Read Jo’s blog, ‘Sahara Babe’, charting one woman’s feeble attempts to get fit before a 100km trek in searing Saharan heat in 2012 to raise money for research into multiple endocrine neoplasia. …read more
Alan Grey (UK)
Alan is Jo Grey's husband and long-time wing man on such ridiculous endeavours - some say 'long-suffering' which is probably true too! Alan was bullied into taking part by Jo, and therefore deserves your financial support.
If you know the value of a supportive 'other half', please donate to Alan’s fundraising efforts at his page on Virginmoneygiving
Lois Grey (UK)
Lois is Jo and Alan Grey's eldest child who will be just 16 at the time of the trek. Lois is looking forward to this unique experience and to raising money for research into the disorders affecting her mum and younger brother. Jo and Alan are taking bets (in aid of AMEND of course) as to how long she will last without hair straighteners and her mobile phone!
Do you empathise with Lois' teen angst? If so, you can help by donating to Lois's fundraising efforts at her page on Virginmoneygiving
Marion (& Mike) Pidgeon (UK)
“I have been diagnosed with MEN 1 for about 14 years. Initially I was shocked – serious illness happens to other people – not me.
“I’m a yoga teacher, I take care of my body, practise meditation, relaxation and all the things which are meant to keep you healthy. I had 3/4 of my pancreas removed in 1998 and also 3 of my parathyroids. I had to stop teaching for a few months, and then I went back to work. I also have pituitary prolactinomas which are controlled by drug, and tumours on the adrenals which are being monitored. In 2005 my calcium began to climb again and a 4th parathyroid was removed. I have severe bouts of diaorrhea and nausea, which are kept under control by proton pump inhibitors.
“Initially I was angry about my illness – I'd done my best to stay healthy and ended up with a genetic condition which was beyond my control. However, with careful monitoring and regular tests, I am able to lead a relatively normal life. As I have come to terms with my condition I have tried to keep myself as healthy as possible and to learn as much as I can about the illness.
“I feel that trekking the Sahara will be a way of conquering the idea that if you have a serious illness life has to become more restricted, and that you have to limit the things which you would like to achieve. It will be my way of proving to myself (and other family members) that at 63 years of age there is still plenty to achieve and enjoy, and that life is too short to focus on the negative aspects. I also think that as well as being a challenge, it will be an amazing experience and a chance to discover just what I am capable of doing.

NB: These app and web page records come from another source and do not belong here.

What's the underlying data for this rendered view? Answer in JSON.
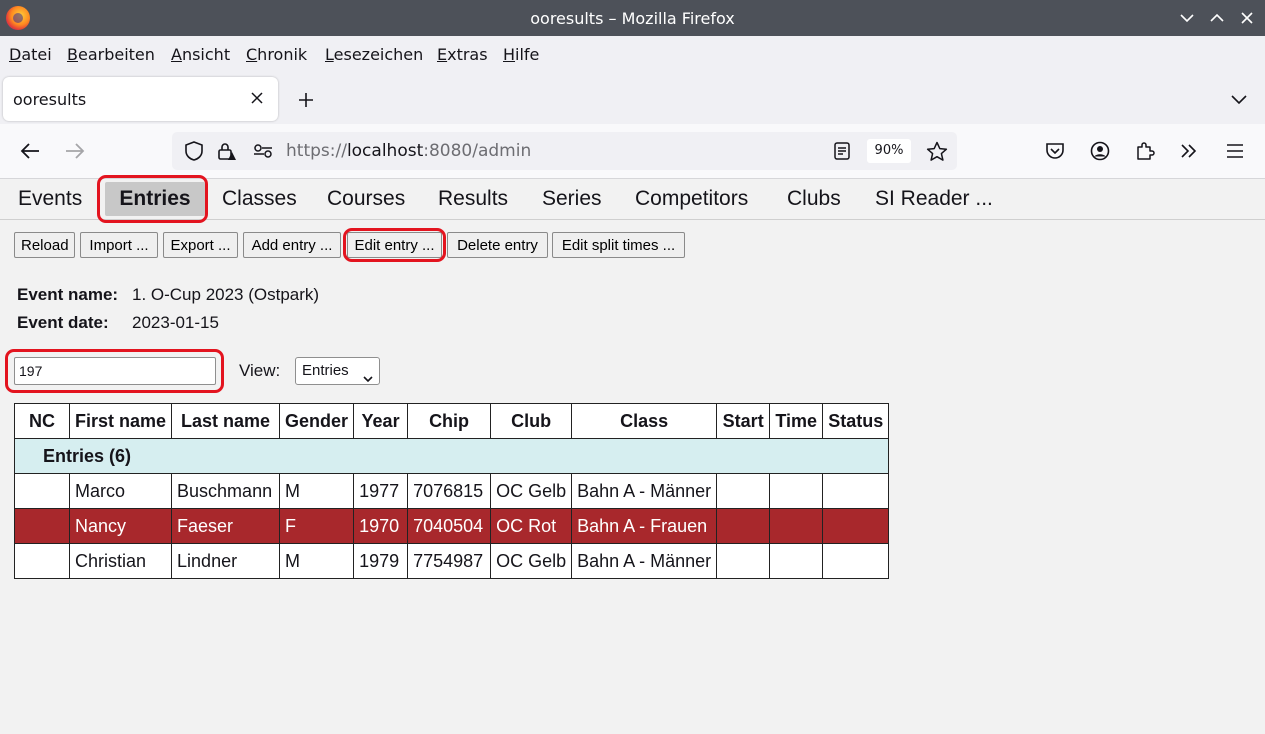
{
  "window": {
    "title": "ooresults – Mozilla Firefox"
  },
  "menu": [
    "Datei",
    "Bearbeiten",
    "Ansicht",
    "Chronik",
    "Lesezeichen",
    "Extras",
    "Hilfe"
  ],
  "menu_accel": [
    "D",
    "B",
    "A",
    "C",
    "L",
    "E",
    "H"
  ],
  "tab": {
    "title": "ooresults"
  },
  "url": {
    "scheme": "https://",
    "host": "localhost",
    "rest": ":8080/admin"
  },
  "zoom": "90%",
  "app_tabs": [
    "Events",
    "Entries",
    "Classes",
    "Courses",
    "Results",
    "Series",
    "Competitors",
    "Clubs",
    "SI Reader ..."
  ],
  "active_tab": "Entries",
  "toolbar": [
    "Reload",
    "Import ...",
    "Export ...",
    "Add entry ...",
    "Edit entry ...",
    "Delete entry",
    "Edit split times ..."
  ],
  "event": {
    "name_label": "Event name:",
    "name": "1. O-Cup 2023 (Ostpark)",
    "date_label": "Event date:",
    "date": "2023-01-15"
  },
  "search": {
    "value": "197"
  },
  "view": {
    "label": "View:",
    "selected": "Entries"
  },
  "table": {
    "columns": [
      "NC",
      "First name",
      "Last name",
      "Gender",
      "Year",
      "Chip",
      "Club",
      "Class",
      "Start",
      "Time",
      "Status"
    ],
    "group": "Entries  (6)",
    "rows": [
      [
        "",
        "Marco",
        "Buschmann",
        "M",
        "1977",
        "7076815",
        "OC Gelb",
        "Bahn A - Männer",
        "",
        "",
        ""
      ],
      [
        "",
        "Nancy",
        "Faeser",
        "F",
        "1970",
        "7040504",
        "OC Rot",
        "Bahn A - Frauen",
        "",
        "",
        ""
      ],
      [
        "",
        "Christian",
        "Lindner",
        "M",
        "1979",
        "7754987",
        "OC Gelb",
        "Bahn A - Männer",
        "",
        "",
        ""
      ]
    ],
    "selected_row": 1
  },
  "colors": {
    "highlight": "#e3141f",
    "selected_row": "#a8282c",
    "group_row": "#d6eef0"
  }
}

“It will also be a way of building research funds to enable doctors and nurses to learn more about the illness and gather vital information about the condition, and my way of saying a big thank you to AMEND for all its support and care.”
If you love yoga, donate to Marion's fundraising efforts at her page on Virginmoneygiving.com!
Chris Mitchell (UK)
Chris has MEN1 but that's not going to stop him from pushing himeself to the limit on this challenge. Before even this, Chris ran in the British 10k London Run back on July 8th for AMEND as training for the trek (pictured left with wife Melanie who also ran). Is there no stopping this man?!
Help Chris keep up this momentum by donating to his Sahara fundraising efforts at his page on Virginmoneygiving.com
Kelly McGee (USA)
Kelly is the third and final member of the US Maniacs contingent, also from Washington.
If you agree with us that she is a fabulous friend to Kelly and John, donate to her fundraising efforts at her page on Virginmoneygiving.com.